Brendan Flynn clearly remembers the time when Eddie Chambers approached the Gallery early in 1981, with his exhibition proposal. This was the first time a Black artist had suggested a show and David Rogers didn’t hesitate to say yes. Chambers and Keith Piper were given exhibition space at the Art Gallery in the city centre, and a free rein. Brendan was Assistant Curator at the time, and remembers his role as simply helping to hang works. The curating was left to Eddie.

Black Art an’ Done was deliberately and powerfully provocative. The catalogue states, “the  group set itself a clear mandate to present work which remained aggressively relevant to the needs of both the Black community, and to those of society as a whole if racism was to be truly taken to task.” It refers to “seizing time and space in venues which in the past had been far too monopolised by the interests of white middle-classes.” Wolverhampton Art Gallery was taking a bold step in presenting this show but in doing so it truly opened its doors to the Black communities of the city. Claudette Johnson, a student at Wolverhampton Polytechnic at the time, remembers feeling empowered by the exhibition, which included hotly political works; Chambers chose particularly provocative titles such as God Save The Queen, Immigration, and Anarchy. For the first time, Johnson and other Black visitors encountered art that represented them and reflected their struggle.

Black Art an’ Done paved the way for several exhibitions by Black British artists at Wolverhampton Art Gallery over the following decades, and a small number of acquisitions. However, a period of much more significant legacy work began in 2013 when the Gallery was successful in securing major HLF funding through the Collecting Cultures programme. This enabled the Gallery to revisit Black Art an’ Done and acquire works by members of the BLK Art Group, establishing one of the country’s largest regional collections of work by these artists. Wolverhampton Art Gallery now holds important early works by Keith Piper, Donald Rodney, Eddie Chambers, Claudette Johnson, Marlene Smith, Lubaina Himid, Chila Kumari Burman, and many others.

This growing collection of Black Art has had a significant bearing on the Gallery’s identity and has enabled us to attract crucial funding and partnerships. It played a part in our bid to be one of the British Art Show 9 (BAS9) hosts in 2022 (curators Hamad Nasar and Irene Aristizábaldisplayed items from the collection in their ‘capsule’ show in Wolverhampton). It has also been key to our participation in current projects such as the National Portrait Gallery’s Citizen UK project, University of Arts London’s 20/20 project, and Art 365 Artists’ Legacies in the Museum. The Gallery’s Black Art collection and its association with Black Art an’ Done has also attracted EsméeFairbairn funding to develop community engagement and multi-perspective documentation for these artworks and other collection items.

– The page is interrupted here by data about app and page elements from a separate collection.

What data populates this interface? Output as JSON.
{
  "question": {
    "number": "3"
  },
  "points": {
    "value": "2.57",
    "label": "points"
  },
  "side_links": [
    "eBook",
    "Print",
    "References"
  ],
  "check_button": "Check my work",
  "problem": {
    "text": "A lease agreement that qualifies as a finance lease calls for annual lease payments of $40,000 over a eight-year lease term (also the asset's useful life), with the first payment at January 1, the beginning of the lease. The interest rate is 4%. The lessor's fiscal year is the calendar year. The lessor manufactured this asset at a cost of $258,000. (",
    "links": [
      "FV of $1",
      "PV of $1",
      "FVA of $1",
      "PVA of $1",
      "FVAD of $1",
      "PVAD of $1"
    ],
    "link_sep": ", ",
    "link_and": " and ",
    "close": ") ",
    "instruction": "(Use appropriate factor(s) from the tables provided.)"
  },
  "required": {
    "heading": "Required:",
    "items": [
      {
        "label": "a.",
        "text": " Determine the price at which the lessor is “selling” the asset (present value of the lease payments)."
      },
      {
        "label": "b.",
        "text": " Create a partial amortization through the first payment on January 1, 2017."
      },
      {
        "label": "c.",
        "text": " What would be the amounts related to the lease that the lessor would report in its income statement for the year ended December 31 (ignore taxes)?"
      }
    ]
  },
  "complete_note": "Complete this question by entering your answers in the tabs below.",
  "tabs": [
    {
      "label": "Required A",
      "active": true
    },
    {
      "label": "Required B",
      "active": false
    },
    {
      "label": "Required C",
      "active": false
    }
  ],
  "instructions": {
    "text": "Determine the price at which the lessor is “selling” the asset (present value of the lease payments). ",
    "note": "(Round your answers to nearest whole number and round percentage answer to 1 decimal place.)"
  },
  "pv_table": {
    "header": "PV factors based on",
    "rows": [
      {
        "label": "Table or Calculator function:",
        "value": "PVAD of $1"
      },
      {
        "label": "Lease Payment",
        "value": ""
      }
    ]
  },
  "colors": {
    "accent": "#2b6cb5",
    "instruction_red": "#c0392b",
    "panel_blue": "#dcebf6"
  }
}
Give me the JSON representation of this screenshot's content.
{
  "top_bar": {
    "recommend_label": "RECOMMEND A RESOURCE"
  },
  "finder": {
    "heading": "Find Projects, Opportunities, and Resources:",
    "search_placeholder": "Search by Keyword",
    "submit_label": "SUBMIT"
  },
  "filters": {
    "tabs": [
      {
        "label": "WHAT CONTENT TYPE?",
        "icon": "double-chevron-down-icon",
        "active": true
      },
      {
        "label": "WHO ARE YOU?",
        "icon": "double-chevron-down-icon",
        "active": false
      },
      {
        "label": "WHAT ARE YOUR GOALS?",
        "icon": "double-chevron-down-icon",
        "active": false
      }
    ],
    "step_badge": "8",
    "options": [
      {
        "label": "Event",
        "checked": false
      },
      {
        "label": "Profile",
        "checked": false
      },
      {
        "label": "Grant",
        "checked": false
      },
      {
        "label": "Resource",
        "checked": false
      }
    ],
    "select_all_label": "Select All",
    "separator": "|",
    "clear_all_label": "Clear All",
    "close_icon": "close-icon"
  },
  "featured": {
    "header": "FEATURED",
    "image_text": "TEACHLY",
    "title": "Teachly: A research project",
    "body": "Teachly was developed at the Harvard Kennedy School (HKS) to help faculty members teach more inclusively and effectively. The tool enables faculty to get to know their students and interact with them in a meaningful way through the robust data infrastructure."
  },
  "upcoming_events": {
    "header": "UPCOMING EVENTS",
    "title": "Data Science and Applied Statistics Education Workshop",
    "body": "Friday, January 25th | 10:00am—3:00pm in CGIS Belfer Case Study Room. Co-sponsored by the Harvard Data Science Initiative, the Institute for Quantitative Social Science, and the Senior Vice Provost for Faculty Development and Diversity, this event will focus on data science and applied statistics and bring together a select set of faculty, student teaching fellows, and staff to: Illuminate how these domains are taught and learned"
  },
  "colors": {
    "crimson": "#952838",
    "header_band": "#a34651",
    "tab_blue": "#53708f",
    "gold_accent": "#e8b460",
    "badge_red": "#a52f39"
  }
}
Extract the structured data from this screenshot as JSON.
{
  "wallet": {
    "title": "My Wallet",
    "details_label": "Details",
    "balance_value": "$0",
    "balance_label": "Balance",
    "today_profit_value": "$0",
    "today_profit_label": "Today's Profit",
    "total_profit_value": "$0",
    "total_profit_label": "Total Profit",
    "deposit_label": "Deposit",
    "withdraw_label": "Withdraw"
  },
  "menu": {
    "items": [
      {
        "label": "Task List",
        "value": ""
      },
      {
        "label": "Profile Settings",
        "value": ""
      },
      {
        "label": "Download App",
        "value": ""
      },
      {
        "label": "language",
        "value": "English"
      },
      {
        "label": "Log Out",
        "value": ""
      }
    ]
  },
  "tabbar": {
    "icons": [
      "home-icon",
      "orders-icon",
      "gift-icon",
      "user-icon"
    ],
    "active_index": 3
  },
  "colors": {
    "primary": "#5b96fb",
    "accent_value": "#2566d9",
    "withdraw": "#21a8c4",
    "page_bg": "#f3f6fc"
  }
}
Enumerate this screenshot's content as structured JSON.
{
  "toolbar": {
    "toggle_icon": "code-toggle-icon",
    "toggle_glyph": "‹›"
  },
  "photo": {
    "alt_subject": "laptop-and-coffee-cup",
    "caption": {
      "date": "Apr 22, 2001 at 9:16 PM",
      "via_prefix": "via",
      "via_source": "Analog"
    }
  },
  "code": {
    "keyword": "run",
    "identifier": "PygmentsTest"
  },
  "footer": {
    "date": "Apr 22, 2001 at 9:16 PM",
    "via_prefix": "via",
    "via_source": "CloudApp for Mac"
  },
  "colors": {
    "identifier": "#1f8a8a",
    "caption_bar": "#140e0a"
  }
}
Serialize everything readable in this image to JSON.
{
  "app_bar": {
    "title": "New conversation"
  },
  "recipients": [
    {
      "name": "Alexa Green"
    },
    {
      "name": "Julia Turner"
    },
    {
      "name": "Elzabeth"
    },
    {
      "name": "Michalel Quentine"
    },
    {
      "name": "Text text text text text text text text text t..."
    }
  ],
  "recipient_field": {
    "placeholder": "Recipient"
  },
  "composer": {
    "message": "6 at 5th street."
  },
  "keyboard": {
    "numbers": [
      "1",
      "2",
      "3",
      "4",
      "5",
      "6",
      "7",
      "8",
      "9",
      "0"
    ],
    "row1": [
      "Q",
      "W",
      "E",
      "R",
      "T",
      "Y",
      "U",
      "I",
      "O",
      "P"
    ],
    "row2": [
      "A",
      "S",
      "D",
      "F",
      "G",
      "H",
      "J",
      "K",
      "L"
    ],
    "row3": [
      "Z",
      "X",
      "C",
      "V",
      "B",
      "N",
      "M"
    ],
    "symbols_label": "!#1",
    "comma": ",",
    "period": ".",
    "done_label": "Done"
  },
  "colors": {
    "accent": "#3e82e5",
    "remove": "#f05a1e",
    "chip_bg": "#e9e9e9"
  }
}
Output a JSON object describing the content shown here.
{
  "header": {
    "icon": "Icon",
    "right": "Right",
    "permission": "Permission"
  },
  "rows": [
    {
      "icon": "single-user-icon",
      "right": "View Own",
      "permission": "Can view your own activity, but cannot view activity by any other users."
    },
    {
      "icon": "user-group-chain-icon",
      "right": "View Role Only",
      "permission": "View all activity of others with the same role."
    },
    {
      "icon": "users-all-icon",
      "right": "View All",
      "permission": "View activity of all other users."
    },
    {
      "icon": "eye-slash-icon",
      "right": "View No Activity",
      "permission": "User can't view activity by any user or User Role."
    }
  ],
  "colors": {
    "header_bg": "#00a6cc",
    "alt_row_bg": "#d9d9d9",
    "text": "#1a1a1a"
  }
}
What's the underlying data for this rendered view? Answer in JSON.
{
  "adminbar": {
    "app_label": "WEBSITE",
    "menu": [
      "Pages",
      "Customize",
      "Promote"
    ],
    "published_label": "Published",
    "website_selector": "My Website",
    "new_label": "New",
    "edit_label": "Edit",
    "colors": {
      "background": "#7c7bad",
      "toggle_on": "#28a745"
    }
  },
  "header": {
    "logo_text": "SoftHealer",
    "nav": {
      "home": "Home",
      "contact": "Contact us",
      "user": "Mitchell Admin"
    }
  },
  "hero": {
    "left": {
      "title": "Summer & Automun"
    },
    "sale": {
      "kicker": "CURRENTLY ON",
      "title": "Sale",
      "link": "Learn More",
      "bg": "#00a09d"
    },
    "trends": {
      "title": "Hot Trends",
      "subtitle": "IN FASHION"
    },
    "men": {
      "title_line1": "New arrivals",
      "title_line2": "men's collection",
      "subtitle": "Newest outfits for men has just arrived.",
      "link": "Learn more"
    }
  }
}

The legacy of Black Art an’ Done continues to grow as we build our Black Art collection, provide better access to and interpretation for these works, and create a service which truly reflects Wolverhampton’s diverse population. Thanks to a bold decision by David Rogers the aims of Eddie Chambers, Keith Piper et al. continue to be borne out in the work of the Gallery and wider Arts and Culture service. There are many more strides to make along the road to ‘somebodyness’ for the Black community, but I’d like to believe that we’re a little further down the track than we were in 1981.

Wolverhampton Art Gallery will stage a major exhibition in Spring 2023 which seeks to explore and unpack the story of the BLK Art Group and its relationship to the wider Black Art Movement of the 1980s and beyond. The More Things Change… runs from 29 April 9 July 2023 and is co-curated by Dr Sylvia Theuri and Dr Ian Sergeant in collaboration with curators at the Gallery.

Image caption: Newspaper cutting from Wolverhampton Express & Star, June 1981. © Wolverhampton Express & Star